Work item
The entries below should be written out again exactly as they stand.
• • • • • • •
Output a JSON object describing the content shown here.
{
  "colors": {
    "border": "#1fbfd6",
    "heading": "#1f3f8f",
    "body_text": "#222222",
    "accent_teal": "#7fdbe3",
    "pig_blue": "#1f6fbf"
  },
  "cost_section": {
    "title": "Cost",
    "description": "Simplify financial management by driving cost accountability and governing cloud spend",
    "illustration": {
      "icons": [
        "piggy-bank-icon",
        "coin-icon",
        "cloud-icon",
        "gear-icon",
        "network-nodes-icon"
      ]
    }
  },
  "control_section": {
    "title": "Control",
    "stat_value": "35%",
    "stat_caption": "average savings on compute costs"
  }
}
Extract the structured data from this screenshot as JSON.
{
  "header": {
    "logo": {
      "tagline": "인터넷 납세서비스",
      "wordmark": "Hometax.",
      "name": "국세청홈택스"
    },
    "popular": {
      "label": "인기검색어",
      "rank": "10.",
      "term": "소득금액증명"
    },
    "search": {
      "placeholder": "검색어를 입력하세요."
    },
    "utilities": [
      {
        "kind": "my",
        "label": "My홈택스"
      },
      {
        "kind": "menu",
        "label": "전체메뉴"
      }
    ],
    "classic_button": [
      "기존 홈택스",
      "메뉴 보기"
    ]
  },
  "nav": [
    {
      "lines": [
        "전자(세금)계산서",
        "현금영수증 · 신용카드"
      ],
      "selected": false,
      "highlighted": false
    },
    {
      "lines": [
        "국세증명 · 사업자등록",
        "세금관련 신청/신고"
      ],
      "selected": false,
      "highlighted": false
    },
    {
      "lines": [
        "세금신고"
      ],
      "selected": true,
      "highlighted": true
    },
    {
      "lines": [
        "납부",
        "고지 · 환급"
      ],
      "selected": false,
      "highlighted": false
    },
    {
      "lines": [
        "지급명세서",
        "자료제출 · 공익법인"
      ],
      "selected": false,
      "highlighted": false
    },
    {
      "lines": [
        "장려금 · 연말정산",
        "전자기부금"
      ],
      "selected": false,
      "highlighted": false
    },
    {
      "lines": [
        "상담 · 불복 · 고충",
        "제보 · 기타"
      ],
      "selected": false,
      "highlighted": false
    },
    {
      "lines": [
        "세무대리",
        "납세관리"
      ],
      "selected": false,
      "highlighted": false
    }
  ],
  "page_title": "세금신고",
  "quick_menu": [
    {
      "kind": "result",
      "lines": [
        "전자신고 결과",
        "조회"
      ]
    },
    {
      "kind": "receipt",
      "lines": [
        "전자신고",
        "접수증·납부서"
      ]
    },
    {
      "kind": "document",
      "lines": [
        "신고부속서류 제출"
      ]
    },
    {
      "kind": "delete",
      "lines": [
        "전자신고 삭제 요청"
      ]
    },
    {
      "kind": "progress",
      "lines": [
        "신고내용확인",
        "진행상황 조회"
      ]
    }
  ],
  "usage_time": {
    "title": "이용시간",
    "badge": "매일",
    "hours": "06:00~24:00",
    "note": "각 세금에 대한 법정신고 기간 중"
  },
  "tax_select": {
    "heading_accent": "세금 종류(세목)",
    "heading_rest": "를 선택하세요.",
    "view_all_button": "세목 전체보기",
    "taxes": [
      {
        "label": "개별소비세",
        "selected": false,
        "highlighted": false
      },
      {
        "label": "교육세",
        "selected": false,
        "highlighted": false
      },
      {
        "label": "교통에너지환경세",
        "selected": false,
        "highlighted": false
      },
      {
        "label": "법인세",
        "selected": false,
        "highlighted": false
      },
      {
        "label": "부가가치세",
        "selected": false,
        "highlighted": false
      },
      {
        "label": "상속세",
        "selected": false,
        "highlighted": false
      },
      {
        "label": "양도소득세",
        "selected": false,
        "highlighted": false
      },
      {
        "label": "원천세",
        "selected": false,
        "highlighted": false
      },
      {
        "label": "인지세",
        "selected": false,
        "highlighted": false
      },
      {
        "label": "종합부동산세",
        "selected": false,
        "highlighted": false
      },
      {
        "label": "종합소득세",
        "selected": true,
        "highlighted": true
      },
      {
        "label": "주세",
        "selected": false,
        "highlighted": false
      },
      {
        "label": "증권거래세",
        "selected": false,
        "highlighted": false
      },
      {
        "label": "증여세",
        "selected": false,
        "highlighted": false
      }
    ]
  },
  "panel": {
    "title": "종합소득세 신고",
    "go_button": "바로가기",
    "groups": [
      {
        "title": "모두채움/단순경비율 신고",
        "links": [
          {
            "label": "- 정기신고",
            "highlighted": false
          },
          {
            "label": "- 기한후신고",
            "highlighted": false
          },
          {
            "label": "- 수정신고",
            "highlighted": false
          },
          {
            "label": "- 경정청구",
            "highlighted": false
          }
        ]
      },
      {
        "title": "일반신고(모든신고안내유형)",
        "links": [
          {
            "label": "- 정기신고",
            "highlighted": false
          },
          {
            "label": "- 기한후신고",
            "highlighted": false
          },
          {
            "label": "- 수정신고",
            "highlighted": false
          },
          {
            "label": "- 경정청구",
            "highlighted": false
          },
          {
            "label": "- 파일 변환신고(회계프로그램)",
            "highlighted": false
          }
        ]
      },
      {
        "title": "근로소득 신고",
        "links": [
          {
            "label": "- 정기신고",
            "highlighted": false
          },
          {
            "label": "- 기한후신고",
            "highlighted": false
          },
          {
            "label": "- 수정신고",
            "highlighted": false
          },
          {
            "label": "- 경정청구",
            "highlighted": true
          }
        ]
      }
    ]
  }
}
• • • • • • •
Expected output
Output a JSON object describing the content shown here.
{
  "colors": {
    "border": "#1fbfd6",
    "heading": "#1f3f8f",
    "body_text": "#222222",
    "accent_teal": "#7fdbe3",
    "pig_blue": "#1f6fbf"
  },
  "cost_section": {
    "title": "Cost",
    "description": "Simplify financial management by driving cost accountability and governing cloud spend",
    "illustration": {
      "icons": [
        "piggy-bank-icon",
        "coin-icon",
        "cloud-icon",
        "gear-icon",
        "network-nodes-icon"
      ]
    }
  },
  "control_section": {
    "title": "Control",
    "stat_value": "35%",
    "stat_caption": "average savings on compute costs"
  }
}
Extract the structured data from this screenshot as JSON.
{
  "header": {
    "logo": {
      "tagline": "인터넷 납세서비스",
      "wordmark": "Hometax.",
      "name": "국세청홈택스"
    },
    "popular": {
      "label": "인기검색어",
      "rank": "10.",
      "term": "소득금액증명"
    },
    "search": {
      "placeholder": "검색어를 입력하세요."
    },
    "utilities": [
      {
        "kind": "my",
        "label": "My홈택스"
      },
      {
        "kind": "menu",
        "label": "전체메뉴"
      }
    ],
    "classic_button": [
      "기존 홈택스",
      "메뉴 보기"
    ]
  },
  "nav": [
    {
      "lines": [
        "전자(세금)계산서",
        "현금영수증 · 신용카드"
      ],
      "selected": false,
      "highlighted": false
    },
    {
      "lines": [
        "국세증명 · 사업자등록",
        "세금관련 신청/신고"
      ],
      "selected": false,
      "highlighted": false
    },
    {
      "lines": [
        "세금신고"
      ],
      "selected": true,
      "highlighted": true
    },
    {
      "lines": [
        "납부",
        "고지 · 환급"
      ],
      "selected": false,
      "highlighted": false
    },
    {
      "lines": [
        "지급명세서",
        "자료제출 · 공익법인"
      ],
      "selected": false,
      "highlighted": false
    },
    {
      "lines": [
        "장려금 · 연말정산",
        "전자기부금"
      ],
      "selected": false,
      "highlighted": false
    },
    {
      "lines": [
        "상담 · 불복 · 고충",
        "제보 · 기타"
      ],
      "selected": false,
      "highlighted": false
    },
    {
      "lines": [
        "세무대리",
        "납세관리"
      ],
      "selected": false,
      "highlighted": false
    }
  ],
  "page_title": "세금신고",
  "quick_menu": [
    {
      "kind": "result",
      "lines": [
        "전자신고 결과",
        "조회"
      ]
    },
    {
      "kind": "receipt",
      "lines": [
        "전자신고",
        "접수증·납부서"
      ]
    },
    {
      "kind": "document",
      "lines": [
        "신고부속서류 제출"
      ]
    },
    {
      "kind": "delete",
      "lines": [
        "전자신고 삭제 요청"
      ]
    },
    {
      "kind": "progress",
      "lines": [
        "신고내용확인",
        "진행상황 조회"
      ]
    }
  ],
  "usage_time": {
    "title": "이용시간",
    "badge": "매일",
    "hours": "06:00~24:00",
    "note": "각 세금에 대한 법정신고 기간 중"
  },
  "tax_select": {
    "heading_accent": "세금 종류(세목)",
    "heading_rest": "를 선택하세요.",
    "view_all_button": "세목 전체보기",
    "taxes": [
      {
        "label": "개별소비세",
        "selected": false,
        "highlighted": false
      },
      {
        "label": "교육세",
        "selected": false,
        "highlighted": false
      },
      {
        "label": "교통에너지환경세",
        "selected": false,
        "highlighted": false
      },
      {
        "label": "법인세",
        "selected": false,
        "highlighted": false
      },
      {
        "label": "부가가치세",
        "selected": false,
        "highlighted": false
      },
      {
        "label": "상속세",
        "selected": false,
        "highlighted": false
      },
      {
        "label": "양도소득세",
        "selected": false,
        "highlighted": false
      },
      {
        "label": "원천세",
        "selected": false,
        "highlighted": false
      },
      {
        "label": "인지세",
        "selected": false,
        "highlighted": false
      },
      {
        "label": "종합부동산세",
        "selected": false,
        "highlighted": false
      },
      {
        "label": "종합소득세",
        "selected": true,
        "highlighted": true
      },
      {
        "label": "주세",
        "selected": false,
        "highlighted": false
      },
      {
        "label": "증권거래세",
        "selected": false,
        "highlighted": false
      },
      {
        "label": "증여세",
        "selected": false,
        "highlighted": false
      }
    ]
  },
  "panel": {
    "title": "종합소득세 신고",
    "go_button": "바로가기",
    "groups": [
      {
        "title": "모두채움/단순경비율 신고",
        "links": [
          {
            "label": "- 정기신고",
            "highlighted": false
          },
          {
            "label": "- 기한후신고",
            "highlighted": false
          },
          {
            "label": "- 수정신고",
            "highlighted": false
          },
          {
            "label": "- 경정청구",
            "highlighted": false
          }
        ]
      },
      {
        "title": "일반신고(모든신고안내유형)",
        "links": [
          {
            "label": "- 정기신고",
            "highlighted": false
          },
          {
            "label": "- 기한후신고",
            "highlighted": false
          },
          {
            "label": "- 수정신고",
            "highlighted": false
          },
          {
            "label": "- 경정청구",
            "highlighted": false
          },
          {
            "label": "- 파일 변환신고(회계프로그램)",
            "highlighted": false
          }
        ]
      },
      {
        "title": "근로소득 신고",
        "links": [
          {
            "label": "- 정기신고",
            "highlighted": false
          },
          {
            "label": "- 기한후신고",
            "highlighted": false
          },
          {
            "label": "- 수정신고",
            "highlighted": false
          },
          {
            "label": "- 경정청구",
            "highlighted": true
          }
        ]
      }
    ]
  }
}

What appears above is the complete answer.